Cowboy worked the "hip hop" cadence into a part of his stage performance, used by other artists such as The Sugarhi
N.W.A. and the Posse
N. W. A. and the Posse is a compilation album released on November 1987 by Macola Records. The album is composed of various Dr. Dre-produced tracks and was marketed as an album by N. W. A, it includes released tracks by N. W. A, Eazy-E, the Fila Fresh Crew, Rappinstine; the cover photo is the same as N. W. A's "Panic Zone" single and features people who do not appear on the record; the album peaked at #39 on Billboard magazine's Top R&B/Hip-Hop Albums chart. On the album cover, their group name has a period at the end, while in albums, it does not. According to original N. W. A member Arabian Prince, the album is a bootleg, he claimed that it was an N. W. A EP consisting of about four tracks, that other tracks were put in by Macola Records after N. W. A left Macola, Macola sold it as an album. N. W. A. and the Posse was re-released the same year by Ruthless Records, substituting another N. W. A song for the one by Rappinstine; the album was certified gold by the RIAA. The 1989 re-release replaced "Scream" with N.

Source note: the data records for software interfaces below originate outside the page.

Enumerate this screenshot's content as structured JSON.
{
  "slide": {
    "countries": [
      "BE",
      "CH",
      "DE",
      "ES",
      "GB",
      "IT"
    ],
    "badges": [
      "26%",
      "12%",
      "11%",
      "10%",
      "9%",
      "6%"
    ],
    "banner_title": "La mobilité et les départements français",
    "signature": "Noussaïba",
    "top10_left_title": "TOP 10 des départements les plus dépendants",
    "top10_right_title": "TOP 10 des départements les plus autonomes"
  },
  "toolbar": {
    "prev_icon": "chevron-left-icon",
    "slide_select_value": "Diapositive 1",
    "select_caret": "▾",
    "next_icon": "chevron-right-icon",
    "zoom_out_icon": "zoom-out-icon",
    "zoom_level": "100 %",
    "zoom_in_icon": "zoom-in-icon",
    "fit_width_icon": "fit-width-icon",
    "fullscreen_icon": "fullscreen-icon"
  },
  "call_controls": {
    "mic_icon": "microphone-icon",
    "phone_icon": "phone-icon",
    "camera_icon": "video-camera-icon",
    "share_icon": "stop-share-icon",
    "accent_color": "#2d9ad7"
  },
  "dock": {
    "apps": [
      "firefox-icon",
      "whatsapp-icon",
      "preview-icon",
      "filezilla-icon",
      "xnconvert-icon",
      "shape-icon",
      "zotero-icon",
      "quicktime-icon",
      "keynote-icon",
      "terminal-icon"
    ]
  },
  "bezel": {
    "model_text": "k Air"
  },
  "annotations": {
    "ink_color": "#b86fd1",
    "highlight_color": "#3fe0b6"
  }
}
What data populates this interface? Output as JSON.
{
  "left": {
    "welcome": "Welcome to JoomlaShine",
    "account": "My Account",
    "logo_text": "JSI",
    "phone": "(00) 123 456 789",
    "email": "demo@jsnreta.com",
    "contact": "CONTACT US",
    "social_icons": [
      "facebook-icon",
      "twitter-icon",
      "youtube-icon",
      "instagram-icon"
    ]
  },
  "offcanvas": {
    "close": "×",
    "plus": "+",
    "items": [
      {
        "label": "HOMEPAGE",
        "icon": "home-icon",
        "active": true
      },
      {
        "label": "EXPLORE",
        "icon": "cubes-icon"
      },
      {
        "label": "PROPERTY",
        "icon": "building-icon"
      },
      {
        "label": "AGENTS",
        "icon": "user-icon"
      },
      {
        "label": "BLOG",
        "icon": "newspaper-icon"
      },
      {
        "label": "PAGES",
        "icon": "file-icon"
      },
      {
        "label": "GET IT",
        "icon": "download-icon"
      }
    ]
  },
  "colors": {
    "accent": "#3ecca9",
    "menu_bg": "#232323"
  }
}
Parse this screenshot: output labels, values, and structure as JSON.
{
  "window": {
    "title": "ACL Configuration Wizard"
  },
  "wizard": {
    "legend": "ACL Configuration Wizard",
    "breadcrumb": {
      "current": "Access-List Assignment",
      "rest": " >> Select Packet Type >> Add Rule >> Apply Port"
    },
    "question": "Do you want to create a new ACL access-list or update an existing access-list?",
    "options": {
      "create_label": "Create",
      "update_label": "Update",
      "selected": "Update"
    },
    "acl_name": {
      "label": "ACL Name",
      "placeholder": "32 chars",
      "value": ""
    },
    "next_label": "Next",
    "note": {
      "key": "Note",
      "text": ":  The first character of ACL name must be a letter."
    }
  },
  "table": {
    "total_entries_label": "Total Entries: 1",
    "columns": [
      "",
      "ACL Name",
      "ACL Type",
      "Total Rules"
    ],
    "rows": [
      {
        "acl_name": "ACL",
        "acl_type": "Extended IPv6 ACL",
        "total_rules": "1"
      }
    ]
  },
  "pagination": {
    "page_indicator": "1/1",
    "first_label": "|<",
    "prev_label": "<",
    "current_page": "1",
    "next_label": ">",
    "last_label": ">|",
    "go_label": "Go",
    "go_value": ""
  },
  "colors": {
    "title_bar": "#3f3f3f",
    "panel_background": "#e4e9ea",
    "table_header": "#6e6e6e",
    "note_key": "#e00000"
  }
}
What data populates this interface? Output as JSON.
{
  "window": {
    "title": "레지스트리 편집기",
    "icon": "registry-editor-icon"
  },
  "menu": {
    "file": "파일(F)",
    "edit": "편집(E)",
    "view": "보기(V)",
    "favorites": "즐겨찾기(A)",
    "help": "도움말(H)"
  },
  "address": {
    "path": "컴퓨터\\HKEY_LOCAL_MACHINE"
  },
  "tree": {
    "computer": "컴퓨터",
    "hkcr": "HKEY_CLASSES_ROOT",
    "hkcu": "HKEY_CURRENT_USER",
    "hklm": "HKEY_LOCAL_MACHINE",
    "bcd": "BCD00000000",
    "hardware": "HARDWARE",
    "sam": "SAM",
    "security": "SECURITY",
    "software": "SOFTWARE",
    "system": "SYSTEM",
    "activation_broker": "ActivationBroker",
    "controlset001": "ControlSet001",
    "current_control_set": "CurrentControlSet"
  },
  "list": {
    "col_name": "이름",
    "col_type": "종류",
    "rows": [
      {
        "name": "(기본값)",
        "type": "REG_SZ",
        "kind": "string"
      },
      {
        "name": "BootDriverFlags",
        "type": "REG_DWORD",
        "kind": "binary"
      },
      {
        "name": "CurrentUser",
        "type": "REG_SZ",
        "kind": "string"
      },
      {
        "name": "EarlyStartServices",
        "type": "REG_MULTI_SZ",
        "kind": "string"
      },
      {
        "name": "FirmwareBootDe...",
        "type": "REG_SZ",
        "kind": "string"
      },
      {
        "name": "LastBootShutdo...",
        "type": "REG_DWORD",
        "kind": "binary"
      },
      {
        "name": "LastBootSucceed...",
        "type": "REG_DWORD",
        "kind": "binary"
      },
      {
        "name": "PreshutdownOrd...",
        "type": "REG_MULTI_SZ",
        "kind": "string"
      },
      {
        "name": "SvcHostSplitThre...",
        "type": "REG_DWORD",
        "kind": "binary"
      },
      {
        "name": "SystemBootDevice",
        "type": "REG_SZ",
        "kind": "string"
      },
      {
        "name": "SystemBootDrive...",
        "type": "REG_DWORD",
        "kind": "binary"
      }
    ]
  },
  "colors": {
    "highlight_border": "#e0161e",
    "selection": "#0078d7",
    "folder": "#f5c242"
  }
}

W. A's "A Bitch Iz a Bitch", released as a b-side on their 1989 single "Express Yourself", on some reissues of their 1988 album Straight Outta Compton